Discusses the culture, history, and society of the Pueblos.
Mother Earth, Brother Sun, Sister Moon is an entertaining short story that passes on lessons of family love, conservation, and the beauty of the earth. Take a hike through nature with a father and son and reintroduce yourself to the wonders of our world as well as humanity's role in its conservation.
A Chinese peasant overcomes the forces of nature and the frailties of human nature to become a wealthy landowner.
In the icy land of prehistoric Alaska, two heroic storytellers bring to life the final chapter of their ancestors: the star-crossed lovers Chakliux and Aqamdax A handsome young tribal warrior and sage, Yikaas has traveled across the sea to hear stories of the Whale Hunter and the Sea Hunter peoples. Around the fire, Qumalix, a beguiling and beautiful storyteller, barely old enough to be a wife, catches the eye of Yikaas, and so begins their flirtation through storytelling, which brings to vivid life tales of the Near River and Cousin River tribes.
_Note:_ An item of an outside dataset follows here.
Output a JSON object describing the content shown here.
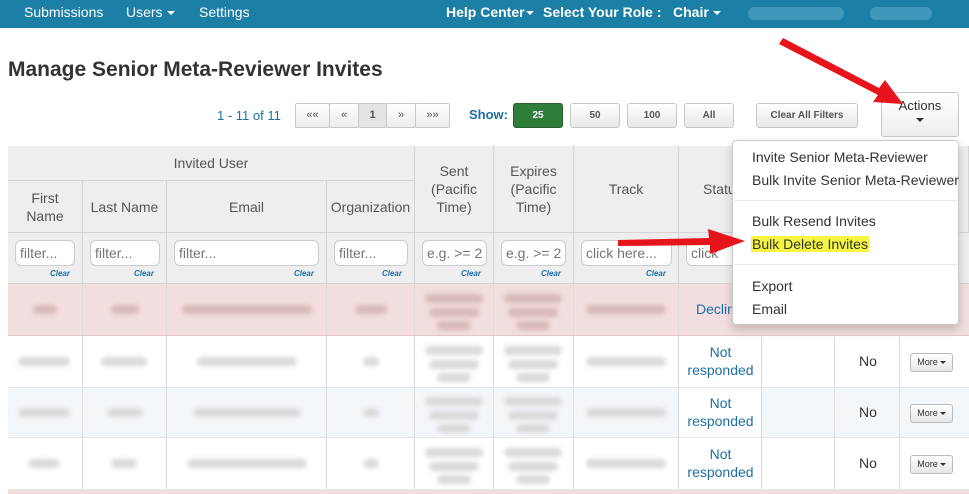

The fates of lovers Chakliux and Aqamdax, and their wicked nemesis K’os, are revealed as Yikaas and Qumalix weave together tales from their ancestors’ past—and tales from their own lives. Call Down the Stars is the final book of the Storyteller Trilogy, which also includes Song of the River and Cry of the Wind.